◆ **Assignment**
Filter the entries below, keeping only lines with the word "foot".

=== Extracted entries ===

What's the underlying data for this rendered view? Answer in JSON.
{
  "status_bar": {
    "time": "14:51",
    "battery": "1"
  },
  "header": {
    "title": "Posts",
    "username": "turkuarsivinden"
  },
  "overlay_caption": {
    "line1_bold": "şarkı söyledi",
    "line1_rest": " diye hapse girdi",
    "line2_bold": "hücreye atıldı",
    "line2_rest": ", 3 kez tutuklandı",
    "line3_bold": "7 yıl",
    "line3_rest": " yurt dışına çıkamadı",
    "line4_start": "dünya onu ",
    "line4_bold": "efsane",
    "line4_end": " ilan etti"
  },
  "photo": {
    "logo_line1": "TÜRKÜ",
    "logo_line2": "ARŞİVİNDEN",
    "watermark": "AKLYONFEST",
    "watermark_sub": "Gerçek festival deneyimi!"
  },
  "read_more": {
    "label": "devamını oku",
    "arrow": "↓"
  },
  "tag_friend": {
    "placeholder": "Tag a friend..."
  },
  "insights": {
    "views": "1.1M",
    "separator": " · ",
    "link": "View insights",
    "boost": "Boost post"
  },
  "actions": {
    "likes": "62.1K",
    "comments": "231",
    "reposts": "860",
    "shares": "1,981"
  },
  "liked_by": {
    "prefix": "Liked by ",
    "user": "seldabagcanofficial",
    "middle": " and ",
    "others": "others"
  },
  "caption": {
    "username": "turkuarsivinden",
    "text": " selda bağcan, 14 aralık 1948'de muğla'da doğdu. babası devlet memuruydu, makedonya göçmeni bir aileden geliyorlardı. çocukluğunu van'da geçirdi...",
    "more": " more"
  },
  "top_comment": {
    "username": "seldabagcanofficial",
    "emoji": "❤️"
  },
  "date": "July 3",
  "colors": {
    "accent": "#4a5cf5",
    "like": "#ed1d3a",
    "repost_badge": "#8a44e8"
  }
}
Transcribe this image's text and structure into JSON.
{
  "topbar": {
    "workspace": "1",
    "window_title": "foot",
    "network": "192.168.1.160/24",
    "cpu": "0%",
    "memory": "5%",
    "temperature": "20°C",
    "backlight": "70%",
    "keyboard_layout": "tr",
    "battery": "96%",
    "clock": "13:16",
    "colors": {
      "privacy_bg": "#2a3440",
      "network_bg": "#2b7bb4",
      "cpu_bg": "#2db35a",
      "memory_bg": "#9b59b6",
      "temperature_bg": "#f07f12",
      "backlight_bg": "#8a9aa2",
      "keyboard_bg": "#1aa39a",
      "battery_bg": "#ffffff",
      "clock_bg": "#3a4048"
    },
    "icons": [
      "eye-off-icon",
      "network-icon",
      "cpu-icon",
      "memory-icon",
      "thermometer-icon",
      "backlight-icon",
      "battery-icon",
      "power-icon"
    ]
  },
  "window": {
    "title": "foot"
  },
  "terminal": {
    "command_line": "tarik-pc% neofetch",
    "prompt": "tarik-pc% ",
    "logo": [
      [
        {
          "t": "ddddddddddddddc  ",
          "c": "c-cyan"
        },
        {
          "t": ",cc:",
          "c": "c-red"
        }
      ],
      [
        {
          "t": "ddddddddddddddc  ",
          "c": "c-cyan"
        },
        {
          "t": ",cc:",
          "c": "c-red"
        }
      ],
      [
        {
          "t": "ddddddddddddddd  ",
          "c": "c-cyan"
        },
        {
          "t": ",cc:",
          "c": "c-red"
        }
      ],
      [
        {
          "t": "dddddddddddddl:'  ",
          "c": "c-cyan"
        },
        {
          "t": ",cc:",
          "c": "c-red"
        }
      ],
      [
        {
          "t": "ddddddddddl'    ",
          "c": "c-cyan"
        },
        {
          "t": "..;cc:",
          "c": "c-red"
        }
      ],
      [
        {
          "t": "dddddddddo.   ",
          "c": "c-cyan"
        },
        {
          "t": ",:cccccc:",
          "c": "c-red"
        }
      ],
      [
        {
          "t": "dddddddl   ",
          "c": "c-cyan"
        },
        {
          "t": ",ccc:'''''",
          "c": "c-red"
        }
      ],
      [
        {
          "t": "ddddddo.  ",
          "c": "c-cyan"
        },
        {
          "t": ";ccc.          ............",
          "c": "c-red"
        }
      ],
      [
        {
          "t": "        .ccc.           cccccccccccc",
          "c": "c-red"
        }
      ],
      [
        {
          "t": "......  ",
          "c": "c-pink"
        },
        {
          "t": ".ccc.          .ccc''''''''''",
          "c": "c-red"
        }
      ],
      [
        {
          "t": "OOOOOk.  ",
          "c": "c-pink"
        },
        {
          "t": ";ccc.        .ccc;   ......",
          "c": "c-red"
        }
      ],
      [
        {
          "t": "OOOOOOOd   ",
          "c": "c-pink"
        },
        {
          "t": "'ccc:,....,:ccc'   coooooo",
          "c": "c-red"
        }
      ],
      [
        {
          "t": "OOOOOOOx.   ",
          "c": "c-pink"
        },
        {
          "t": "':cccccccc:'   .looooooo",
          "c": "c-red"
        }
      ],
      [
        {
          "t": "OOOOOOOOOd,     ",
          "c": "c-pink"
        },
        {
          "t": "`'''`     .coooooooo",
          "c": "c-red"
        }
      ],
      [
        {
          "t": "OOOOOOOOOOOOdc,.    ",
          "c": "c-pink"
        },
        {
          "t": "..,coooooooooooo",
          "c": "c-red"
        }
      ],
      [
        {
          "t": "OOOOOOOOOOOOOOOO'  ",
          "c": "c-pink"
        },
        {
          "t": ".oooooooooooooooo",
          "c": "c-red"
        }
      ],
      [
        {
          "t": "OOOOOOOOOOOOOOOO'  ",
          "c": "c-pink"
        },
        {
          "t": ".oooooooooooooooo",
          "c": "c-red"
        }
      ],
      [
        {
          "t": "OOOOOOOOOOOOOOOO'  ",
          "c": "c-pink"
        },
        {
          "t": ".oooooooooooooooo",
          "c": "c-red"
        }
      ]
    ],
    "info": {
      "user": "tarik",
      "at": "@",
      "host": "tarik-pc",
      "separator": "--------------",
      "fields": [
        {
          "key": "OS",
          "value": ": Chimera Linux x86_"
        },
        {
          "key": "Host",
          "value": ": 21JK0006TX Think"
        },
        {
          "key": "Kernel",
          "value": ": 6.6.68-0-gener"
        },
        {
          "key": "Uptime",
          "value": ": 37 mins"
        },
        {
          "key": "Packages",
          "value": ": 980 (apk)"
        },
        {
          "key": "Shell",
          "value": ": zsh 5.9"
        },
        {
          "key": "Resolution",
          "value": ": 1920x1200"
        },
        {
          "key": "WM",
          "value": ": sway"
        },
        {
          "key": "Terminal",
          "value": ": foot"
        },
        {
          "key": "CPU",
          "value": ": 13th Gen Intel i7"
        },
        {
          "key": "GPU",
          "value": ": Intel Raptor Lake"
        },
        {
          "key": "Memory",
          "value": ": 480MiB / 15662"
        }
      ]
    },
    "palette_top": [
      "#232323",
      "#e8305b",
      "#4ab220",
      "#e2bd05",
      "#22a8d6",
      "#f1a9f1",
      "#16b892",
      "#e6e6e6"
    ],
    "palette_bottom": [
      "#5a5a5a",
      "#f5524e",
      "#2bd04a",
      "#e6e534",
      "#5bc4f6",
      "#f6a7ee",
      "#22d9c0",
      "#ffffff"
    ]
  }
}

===

◆ **Answer to this exercise**
    "window_title": "foot",
    "title": "foot"
          "value": ": foot"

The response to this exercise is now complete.